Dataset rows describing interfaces
_ _ _

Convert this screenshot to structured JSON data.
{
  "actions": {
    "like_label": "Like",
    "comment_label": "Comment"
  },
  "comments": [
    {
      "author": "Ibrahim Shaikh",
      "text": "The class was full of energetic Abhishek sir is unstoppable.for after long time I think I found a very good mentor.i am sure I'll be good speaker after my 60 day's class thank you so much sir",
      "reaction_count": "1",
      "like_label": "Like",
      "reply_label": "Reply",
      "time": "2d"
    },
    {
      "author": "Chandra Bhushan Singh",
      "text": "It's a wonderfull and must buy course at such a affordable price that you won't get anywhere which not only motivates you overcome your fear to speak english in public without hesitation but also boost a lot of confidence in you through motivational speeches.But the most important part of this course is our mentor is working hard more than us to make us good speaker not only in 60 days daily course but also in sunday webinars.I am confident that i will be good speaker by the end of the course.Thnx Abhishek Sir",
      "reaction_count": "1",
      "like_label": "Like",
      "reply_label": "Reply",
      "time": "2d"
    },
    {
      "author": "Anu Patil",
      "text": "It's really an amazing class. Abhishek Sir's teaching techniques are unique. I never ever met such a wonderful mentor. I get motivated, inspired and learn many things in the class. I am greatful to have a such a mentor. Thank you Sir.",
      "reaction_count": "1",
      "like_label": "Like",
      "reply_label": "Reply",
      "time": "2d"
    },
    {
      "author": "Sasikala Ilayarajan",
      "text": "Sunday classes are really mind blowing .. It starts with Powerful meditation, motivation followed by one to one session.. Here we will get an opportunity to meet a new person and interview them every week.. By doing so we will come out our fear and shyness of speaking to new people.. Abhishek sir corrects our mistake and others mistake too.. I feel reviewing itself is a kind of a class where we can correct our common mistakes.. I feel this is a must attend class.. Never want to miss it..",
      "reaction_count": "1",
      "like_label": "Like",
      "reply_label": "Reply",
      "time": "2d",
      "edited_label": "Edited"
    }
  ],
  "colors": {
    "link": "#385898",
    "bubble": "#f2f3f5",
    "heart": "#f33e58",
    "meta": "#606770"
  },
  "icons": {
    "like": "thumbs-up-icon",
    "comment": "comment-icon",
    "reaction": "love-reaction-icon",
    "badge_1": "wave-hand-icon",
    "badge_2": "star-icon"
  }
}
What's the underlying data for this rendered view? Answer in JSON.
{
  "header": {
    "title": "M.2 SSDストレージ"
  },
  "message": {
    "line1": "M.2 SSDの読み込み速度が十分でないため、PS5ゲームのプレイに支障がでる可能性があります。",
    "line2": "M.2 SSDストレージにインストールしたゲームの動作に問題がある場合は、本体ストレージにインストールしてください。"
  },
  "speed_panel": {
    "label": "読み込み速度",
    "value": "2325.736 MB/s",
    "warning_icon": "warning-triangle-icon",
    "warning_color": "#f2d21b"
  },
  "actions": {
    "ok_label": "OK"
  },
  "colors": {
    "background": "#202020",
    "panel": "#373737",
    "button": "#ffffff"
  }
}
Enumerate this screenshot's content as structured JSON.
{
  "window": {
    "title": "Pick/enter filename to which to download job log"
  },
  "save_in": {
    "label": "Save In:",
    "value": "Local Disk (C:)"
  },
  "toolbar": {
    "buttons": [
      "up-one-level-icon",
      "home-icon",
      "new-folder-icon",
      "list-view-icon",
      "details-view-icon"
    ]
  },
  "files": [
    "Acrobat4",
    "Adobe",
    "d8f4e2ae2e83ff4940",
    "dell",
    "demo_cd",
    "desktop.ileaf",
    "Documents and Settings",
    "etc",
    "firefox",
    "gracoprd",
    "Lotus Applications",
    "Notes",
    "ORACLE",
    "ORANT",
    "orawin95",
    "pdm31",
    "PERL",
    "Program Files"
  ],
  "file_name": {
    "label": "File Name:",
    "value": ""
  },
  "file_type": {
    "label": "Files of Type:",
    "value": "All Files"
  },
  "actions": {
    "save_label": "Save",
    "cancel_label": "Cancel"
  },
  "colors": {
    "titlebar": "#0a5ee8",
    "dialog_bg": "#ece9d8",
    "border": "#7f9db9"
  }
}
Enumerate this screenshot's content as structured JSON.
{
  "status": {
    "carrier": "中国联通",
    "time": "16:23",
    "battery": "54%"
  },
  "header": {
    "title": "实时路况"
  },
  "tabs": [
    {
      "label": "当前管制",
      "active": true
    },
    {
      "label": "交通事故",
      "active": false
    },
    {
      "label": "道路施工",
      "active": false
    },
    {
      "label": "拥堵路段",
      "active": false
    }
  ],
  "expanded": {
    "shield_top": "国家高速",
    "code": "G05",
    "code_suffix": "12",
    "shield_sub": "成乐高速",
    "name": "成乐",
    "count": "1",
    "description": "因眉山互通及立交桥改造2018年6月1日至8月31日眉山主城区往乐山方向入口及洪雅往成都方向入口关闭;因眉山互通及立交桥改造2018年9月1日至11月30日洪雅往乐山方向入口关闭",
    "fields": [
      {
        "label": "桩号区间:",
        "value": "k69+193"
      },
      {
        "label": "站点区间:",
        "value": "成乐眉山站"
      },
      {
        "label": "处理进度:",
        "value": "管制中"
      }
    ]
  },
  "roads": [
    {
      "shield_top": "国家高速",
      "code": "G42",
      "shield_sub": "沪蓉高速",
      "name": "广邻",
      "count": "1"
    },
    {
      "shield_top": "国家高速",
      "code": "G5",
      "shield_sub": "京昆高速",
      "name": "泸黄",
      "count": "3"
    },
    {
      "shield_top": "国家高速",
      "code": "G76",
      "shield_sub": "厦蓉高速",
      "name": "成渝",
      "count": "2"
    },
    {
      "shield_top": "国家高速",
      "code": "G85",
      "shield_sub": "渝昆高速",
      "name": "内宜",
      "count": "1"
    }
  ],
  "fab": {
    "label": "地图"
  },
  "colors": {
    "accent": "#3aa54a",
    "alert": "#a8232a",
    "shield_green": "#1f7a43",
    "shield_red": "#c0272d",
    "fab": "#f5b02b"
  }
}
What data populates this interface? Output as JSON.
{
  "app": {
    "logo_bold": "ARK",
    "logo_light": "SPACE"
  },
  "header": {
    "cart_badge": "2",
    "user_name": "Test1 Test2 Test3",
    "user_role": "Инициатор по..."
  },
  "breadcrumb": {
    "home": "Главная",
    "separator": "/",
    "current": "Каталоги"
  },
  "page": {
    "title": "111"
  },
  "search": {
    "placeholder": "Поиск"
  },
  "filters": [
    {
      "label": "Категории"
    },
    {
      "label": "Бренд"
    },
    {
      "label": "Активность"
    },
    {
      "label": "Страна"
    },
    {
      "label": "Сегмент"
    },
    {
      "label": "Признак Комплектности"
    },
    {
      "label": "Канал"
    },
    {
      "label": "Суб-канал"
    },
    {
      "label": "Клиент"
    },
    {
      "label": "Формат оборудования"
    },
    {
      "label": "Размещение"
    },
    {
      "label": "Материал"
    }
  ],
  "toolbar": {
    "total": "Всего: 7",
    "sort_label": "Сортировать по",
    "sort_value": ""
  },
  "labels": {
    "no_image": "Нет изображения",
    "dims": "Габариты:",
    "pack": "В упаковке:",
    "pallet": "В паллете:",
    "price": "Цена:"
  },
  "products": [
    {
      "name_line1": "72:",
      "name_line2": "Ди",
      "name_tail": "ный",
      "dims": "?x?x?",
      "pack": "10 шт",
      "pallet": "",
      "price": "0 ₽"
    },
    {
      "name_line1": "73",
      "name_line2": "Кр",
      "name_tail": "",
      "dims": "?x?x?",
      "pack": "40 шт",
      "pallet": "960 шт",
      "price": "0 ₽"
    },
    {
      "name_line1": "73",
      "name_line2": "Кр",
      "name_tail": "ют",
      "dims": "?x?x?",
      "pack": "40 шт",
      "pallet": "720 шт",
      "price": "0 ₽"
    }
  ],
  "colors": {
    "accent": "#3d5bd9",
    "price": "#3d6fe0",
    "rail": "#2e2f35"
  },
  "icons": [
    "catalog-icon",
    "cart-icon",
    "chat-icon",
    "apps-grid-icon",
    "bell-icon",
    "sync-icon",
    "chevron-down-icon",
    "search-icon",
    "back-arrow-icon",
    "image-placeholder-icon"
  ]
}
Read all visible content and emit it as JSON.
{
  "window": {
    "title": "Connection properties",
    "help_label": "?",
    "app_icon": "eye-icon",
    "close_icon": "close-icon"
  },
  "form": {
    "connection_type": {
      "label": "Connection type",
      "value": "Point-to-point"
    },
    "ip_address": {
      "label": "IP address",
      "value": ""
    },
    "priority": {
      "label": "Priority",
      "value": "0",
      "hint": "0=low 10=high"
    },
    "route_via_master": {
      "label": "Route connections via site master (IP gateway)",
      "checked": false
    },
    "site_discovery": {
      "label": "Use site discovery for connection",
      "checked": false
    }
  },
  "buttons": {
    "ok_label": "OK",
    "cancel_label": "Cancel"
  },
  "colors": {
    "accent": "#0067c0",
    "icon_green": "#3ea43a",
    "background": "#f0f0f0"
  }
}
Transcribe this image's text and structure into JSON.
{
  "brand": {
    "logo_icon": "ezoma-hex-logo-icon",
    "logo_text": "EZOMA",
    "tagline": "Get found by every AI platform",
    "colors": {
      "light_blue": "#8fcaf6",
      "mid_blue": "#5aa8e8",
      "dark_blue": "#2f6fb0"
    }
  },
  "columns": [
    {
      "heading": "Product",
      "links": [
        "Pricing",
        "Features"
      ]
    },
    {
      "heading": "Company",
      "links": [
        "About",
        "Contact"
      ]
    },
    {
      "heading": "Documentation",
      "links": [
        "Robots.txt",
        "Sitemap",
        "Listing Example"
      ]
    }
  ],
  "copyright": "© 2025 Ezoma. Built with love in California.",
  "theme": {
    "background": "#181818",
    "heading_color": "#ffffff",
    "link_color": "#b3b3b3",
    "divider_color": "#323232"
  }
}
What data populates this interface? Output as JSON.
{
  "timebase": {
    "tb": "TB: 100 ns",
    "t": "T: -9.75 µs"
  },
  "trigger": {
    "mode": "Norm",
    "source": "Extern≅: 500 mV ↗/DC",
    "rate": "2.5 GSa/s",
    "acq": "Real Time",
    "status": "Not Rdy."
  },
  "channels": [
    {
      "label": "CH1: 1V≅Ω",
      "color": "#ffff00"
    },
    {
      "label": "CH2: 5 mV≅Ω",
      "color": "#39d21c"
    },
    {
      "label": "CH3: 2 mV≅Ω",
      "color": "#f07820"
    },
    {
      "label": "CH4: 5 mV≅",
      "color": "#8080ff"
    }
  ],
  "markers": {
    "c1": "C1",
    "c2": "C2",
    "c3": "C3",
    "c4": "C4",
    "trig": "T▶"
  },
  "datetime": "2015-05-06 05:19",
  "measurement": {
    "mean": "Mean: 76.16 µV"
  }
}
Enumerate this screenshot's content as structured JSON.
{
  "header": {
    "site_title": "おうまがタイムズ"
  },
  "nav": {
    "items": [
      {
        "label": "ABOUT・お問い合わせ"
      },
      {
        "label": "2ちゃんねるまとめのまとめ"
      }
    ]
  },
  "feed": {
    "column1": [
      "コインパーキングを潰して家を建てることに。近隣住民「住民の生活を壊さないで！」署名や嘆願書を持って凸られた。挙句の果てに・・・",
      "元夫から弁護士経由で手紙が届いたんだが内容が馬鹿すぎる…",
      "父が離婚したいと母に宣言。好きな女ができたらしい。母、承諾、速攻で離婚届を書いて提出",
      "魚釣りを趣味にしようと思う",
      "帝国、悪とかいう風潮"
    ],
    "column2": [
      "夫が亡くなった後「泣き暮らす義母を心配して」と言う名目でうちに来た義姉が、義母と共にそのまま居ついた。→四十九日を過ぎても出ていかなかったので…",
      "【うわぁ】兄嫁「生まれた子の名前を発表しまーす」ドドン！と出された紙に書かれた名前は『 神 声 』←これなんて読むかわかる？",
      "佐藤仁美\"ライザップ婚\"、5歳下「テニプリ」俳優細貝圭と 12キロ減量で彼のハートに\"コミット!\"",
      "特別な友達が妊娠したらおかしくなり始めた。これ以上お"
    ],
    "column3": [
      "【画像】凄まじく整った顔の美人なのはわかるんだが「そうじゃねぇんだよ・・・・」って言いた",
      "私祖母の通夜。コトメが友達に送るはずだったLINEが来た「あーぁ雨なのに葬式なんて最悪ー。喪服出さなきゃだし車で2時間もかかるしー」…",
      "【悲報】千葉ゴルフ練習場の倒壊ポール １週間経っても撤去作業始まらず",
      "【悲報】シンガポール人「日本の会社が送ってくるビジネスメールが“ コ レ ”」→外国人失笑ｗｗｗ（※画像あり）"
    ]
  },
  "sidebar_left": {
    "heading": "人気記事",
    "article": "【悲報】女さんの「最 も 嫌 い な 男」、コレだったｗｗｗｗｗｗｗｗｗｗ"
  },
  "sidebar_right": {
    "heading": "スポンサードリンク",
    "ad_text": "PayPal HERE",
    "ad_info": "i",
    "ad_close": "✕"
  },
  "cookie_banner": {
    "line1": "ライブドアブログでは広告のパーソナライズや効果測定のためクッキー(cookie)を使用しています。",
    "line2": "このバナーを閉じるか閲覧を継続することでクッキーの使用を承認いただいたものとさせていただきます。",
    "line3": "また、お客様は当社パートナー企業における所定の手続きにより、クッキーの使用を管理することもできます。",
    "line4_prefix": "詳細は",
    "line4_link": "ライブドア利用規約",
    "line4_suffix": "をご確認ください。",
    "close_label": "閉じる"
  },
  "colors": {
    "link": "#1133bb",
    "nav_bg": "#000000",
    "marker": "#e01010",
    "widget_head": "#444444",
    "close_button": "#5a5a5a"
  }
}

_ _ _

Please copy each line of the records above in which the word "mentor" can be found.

- _Reply to the task_
      "text": "The class was full of energetic Abhishek sir is unstoppable.for after long time I think I found a very good mentor.i am sure I'll be good speaker after my 60 day's class thank you so much sir",
      "text": "It's a wonderfull and must buy course at such a affordable price that you won't get anywhere which not only motivates you overcome your fear to speak english in public without hesitation but also boost a lot of confidence in you through motivational speeches.But the most important part of this course is our mentor is working hard more than us to make us good speaker not only in 60 days daily course but also in sunday webinars.I am confident that i will be good speaker by the end of the course.Thnx Abhishek Sir",
      "text": "It's really an amazing class. Abhishek Sir's teaching techniques are unique. I never ever met such a wonderful mentor. I get motivated, inspired and learn many things in the class. I am greatful to have a such a mentor. Thank you Sir.",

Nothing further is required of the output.